He failed miserably with MySpace.
He launched the right-wing TheFoxNation.com claiming it was "time to say 'no' to biased media and 'yes' to fair play and free speech." Quit laughing.
He may be interested in buying Twitter.com.
He paid big bucks to settle hacking lawsuits.
Now, Rupert Murdoch, chairman of News Corp the parent company of Fox News, is apparently readying himself for war with Google.
The Guardian reports:
Rupert Murdoch says he will remove stories from Google's search index as a way to encourage people to pay for content online.
In recent months, Murdoch his lieutenants have stepped up their war of words with Google, accusing it of "kleptomania" and acting as a "parasite" for including News Corp content in its Google News pages. But asked why News Corp executives had not chosen to simply remove their websites entirely from Google's search indexes – a simple technical operation – Murdoch said just such a move was on the cards.
"I think we will, but that's when we start charging," he said. "We have it already with the Wall Street Journal. We have a wall, but it's not right to the ceiling. You can get, usually, the first paragraph from any story - but if you're not a paying subscriber to WSJ.com all you get is a paragraph and a subscription form."

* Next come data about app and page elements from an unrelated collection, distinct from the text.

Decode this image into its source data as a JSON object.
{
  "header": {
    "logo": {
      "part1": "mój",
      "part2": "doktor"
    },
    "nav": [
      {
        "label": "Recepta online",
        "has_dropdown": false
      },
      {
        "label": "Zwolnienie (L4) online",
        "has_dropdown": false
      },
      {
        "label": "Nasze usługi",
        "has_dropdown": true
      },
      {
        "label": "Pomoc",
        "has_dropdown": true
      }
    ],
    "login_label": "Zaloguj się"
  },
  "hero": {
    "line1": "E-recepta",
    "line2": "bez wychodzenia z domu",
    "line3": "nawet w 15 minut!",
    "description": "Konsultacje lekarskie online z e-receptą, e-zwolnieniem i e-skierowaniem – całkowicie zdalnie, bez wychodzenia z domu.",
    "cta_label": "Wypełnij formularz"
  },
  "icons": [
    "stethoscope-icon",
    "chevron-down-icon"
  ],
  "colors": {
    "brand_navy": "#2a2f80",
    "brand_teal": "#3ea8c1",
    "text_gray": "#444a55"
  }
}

The 78-year-old mogul's assertion, however, is not actually correct: users who click through to screened WSJ.com articles from Google searches are usually offered the full text of the story without any subscription block. It is only users who find their way to the story through the Wall Street Journal's website who are told they must subscribe before they can read further.
Murdoch's attitude towards the internet - which appeared to have thawed when he bought social networking site MySpace for $580m in 2005 - has stiffened more recently.
Additionally, it emerged that MySpace, which has struggled in the face of competition from Facebook in recent years, was due to fall short of its targets in a lucrative search deal with Google – a slip that could cost the site more than $100m in payments from the internet advertising giant.
Actually, it might not be that bad if Murdoch pulls News Corp content off of Google. Think of the millions of people that would be inoculated from his... ummm "fair and balance" approach to journalism.
UPDATE: Google has responded. This Telegraph headline says it all: "Google: Rupert Murdoch Can Block Us If He Wants To."